YOUR TASK: Extract the entries in their exact form.

(Beginning of DATA FOR REVIEW)

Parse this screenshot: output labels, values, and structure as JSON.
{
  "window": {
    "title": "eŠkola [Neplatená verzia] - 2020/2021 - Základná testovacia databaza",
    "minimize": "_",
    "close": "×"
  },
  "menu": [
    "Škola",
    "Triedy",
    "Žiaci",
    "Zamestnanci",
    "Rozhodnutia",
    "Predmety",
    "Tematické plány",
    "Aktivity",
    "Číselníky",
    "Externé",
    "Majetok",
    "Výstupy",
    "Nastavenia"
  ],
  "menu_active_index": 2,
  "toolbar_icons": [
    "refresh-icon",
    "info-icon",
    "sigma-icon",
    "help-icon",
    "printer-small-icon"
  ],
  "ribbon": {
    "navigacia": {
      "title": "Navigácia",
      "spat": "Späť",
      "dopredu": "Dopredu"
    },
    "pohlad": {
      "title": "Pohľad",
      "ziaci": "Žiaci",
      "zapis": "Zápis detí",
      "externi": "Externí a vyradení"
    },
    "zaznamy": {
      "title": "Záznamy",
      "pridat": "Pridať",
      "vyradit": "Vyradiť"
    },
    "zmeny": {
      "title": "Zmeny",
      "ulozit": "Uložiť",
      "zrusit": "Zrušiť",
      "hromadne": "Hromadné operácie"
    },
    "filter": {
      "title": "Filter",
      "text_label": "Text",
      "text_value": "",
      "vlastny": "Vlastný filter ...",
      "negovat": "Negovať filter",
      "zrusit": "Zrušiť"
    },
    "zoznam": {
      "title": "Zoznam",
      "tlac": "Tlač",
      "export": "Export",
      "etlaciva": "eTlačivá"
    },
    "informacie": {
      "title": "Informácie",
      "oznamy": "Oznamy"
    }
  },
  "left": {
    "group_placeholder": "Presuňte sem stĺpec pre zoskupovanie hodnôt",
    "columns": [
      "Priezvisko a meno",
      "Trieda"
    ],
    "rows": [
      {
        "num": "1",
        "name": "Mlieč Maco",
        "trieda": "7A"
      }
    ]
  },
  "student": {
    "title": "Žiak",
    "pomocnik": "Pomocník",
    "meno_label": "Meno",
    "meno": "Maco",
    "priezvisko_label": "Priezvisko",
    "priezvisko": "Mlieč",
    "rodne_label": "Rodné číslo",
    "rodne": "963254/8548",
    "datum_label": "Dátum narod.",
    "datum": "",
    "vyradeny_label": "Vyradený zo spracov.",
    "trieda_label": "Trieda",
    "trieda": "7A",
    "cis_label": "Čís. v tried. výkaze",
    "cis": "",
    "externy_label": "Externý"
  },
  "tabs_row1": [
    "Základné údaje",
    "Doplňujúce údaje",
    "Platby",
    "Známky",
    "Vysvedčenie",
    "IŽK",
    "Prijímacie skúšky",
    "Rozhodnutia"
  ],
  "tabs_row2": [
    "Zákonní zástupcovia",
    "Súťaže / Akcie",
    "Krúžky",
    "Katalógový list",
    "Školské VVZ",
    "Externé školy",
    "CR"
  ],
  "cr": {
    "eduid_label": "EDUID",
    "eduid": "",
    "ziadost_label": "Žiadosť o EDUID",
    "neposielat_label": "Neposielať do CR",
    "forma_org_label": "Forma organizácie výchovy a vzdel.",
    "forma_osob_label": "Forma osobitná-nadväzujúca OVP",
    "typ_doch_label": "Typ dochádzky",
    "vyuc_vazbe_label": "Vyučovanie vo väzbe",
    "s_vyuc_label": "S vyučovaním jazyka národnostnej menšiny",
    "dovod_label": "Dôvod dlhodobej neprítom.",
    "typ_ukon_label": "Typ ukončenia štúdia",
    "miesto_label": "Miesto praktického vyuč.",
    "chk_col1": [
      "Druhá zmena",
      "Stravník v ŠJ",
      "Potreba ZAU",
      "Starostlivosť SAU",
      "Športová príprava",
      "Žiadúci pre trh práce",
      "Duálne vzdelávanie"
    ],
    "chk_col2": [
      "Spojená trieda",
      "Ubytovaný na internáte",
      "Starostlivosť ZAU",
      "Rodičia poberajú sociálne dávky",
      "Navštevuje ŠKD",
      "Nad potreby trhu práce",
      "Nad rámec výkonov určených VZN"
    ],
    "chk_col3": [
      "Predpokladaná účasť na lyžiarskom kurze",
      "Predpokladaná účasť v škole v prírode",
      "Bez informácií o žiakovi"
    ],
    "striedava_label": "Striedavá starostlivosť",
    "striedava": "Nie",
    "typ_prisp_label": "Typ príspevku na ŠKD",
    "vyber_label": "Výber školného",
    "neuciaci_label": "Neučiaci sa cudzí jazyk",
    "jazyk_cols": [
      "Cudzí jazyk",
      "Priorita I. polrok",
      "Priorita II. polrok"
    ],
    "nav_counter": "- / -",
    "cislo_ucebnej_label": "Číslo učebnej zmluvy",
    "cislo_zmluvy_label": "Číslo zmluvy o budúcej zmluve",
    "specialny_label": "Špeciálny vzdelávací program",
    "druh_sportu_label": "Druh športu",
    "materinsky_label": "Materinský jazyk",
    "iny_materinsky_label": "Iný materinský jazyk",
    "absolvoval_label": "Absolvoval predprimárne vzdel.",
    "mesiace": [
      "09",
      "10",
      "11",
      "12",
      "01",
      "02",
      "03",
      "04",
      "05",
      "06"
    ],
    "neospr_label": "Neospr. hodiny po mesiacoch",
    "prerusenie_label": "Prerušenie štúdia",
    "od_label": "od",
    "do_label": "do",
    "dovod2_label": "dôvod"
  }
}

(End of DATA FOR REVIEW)

RESULT OF THIS EXERCISE:
Parse this screenshot: output labels, values, and structure as JSON.
{
  "window": {
    "title": "eŠkola [Neplatená verzia] - 2020/2021 - Základná testovacia databaza",
    "minimize": "_",
    "close": "×"
  },
  "menu": [
    "Škola",
    "Triedy",
    "Žiaci",
    "Zamestnanci",
    "Rozhodnutia",
    "Predmety",
    "Tematické plány",
    "Aktivity",
    "Číselníky",
    "Externé",
    "Majetok",
    "Výstupy",
    "Nastavenia"
  ],
  "menu_active_index": 2,
  "toolbar_icons": [
    "refresh-icon",
    "info-icon",
    "sigma-icon",
    "help-icon",
    "printer-small-icon"
  ],
  "ribbon": {
    "navigacia": {
      "title": "Navigácia",
      "spat": "Späť",
      "dopredu": "Dopredu"
    },
    "pohlad": {
      "title": "Pohľad",
      "ziaci": "Žiaci",
      "zapis": "Zápis detí",
      "externi": "Externí a vyradení"
    },
    "zaznamy": {
      "title": "Záznamy",
      "pridat": "Pridať",
      "vyradit": "Vyradiť"
    },
    "zmeny": {
      "title": "Zmeny",
      "ulozit": "Uložiť",
      "zrusit": "Zrušiť",
      "hromadne": "Hromadné operácie"
    },
    "filter": {
      "title": "Filter",
      "text_label": "Text",
      "text_value": "",
      "vlastny": "Vlastný filter ...",
      "negovat": "Negovať filter",
      "zrusit": "Zrušiť"
    },
    "zoznam": {
      "title": "Zoznam",
      "tlac": "Tlač",
      "export": "Export",
      "etlaciva": "eTlačivá"
    },
    "informacie": {
      "title": "Informácie",
      "oznamy": "Oznamy"
    }
  },
  "left": {
    "group_placeholder": "Presuňte sem stĺpec pre zoskupovanie hodnôt",
    "columns": [
      "Priezvisko a meno",
      "Trieda"
    ],
    "rows": [
      {
        "num": "1",
        "name": "Mlieč Maco",
        "trieda": "7A"
      }
    ]
  },
  "student": {
    "title": "Žiak",
    "pomocnik": "Pomocník",
    "meno_label": "Meno",
    "meno": "Maco",
    "priezvisko_label": "Priezvisko",
    "priezvisko": "Mlieč",
    "rodne_label": "Rodné číslo",
    "rodne": "963254/8548",
    "datum_label": "Dátum narod.",
    "datum": "",
    "vyradeny_label": "Vyradený zo spracov.",
    "trieda_label": "Trieda",
    "trieda": "7A",
    "cis_label": "Čís. v tried. výkaze",
    "cis": "",
    "externy_label": "Externý"
  },
  "tabs_row1": [
    "Základné údaje",
    "Doplňujúce údaje",
    "Platby",
    "Známky",
    "Vysvedčenie",
    "IŽK",
    "Prijímacie skúšky",
    "Rozhodnutia"
  ],
  "tabs_row2": [
    "Zákonní zástupcovia",
    "Súťaže / Akcie",
    "Krúžky",
    "Katalógový list",
    "Školské VVZ",
    "Externé školy",
    "CR"
  ],
  "cr": {
    "eduid_label": "EDUID",
    "eduid": "",
    "ziadost_label": "Žiadosť o EDUID",
    "neposielat_label": "Neposielať do CR",
    "forma_org_label": "Forma organizácie výchovy a vzdel.",
    "forma_osob_label": "Forma osobitná-nadväzujúca OVP",
    "typ_doch_label": "Typ dochádzky",
    "vyuc_vazbe_label": "Vyučovanie vo väzbe",
    "s_vyuc_label": "S vyučovaním jazyka národnostnej menšiny",
    "dovod_label": "Dôvod dlhodobej neprítom.",
    "typ_ukon_label": "Typ ukončenia štúdia",
    "miesto_label": "Miesto praktického vyuč.",
    "chk_col1": [
      "Druhá zmena",
      "Stravník v ŠJ",
      "Potreba ZAU",
      "Starostlivosť SAU",
      "Športová príprava",
      "Žiadúci pre trh práce",
      "Duálne vzdelávanie"
    ],
    "chk_col2": [
      "Spojená trieda",
      "Ubytovaný na internáte",
      "Starostlivosť ZAU",
      "Rodičia poberajú sociálne dávky",
      "Navštevuje ŠKD",
      "Nad potreby trhu práce",
      "Nad rámec výkonov určených VZN"
    ],
    "chk_col3": [
      "Predpokladaná účasť na lyžiarskom kurze",
      "Predpokladaná účasť v škole v prírode",
      "Bez informácií o žiakovi"
    ],
    "striedava_label": "Striedavá starostlivosť",
    "striedava": "Nie",
    "typ_prisp_label": "Typ príspevku na ŠKD",
    "vyber_label": "Výber školného",
    "neuciaci_label": "Neučiaci sa cudzí jazyk",
    "jazyk_cols": [
      "Cudzí jazyk",
      "Priorita I. polrok",
      "Priorita II. polrok"
    ],
    "nav_counter": "- / -",
    "cislo_ucebnej_label": "Číslo učebnej zmluvy",
    "cislo_zmluvy_label": "Číslo zmluvy o budúcej zmluve",
    "specialny_label": "Špeciálny vzdelávací program",
    "druh_sportu_label": "Druh športu",
    "materinsky_label": "Materinský jazyk",
    "iny_materinsky_label": "Iný materinský jazyk",
    "absolvoval_label": "Absolvoval predprimárne vzdel.",
    "mesiace": [
      "09",
      "10",
      "11",
      "12",
      "01",
      "02",
      "03",
      "04",
      "05",
      "06"
    ],
    "neospr_label": "Neospr. hodiny po mesiacoch",
    "prerusenie_label": "Prerušenie štúdia",
    "od_label": "od",
    "do_label": "do",
    "dovod2_label": "dôvod"
  }
}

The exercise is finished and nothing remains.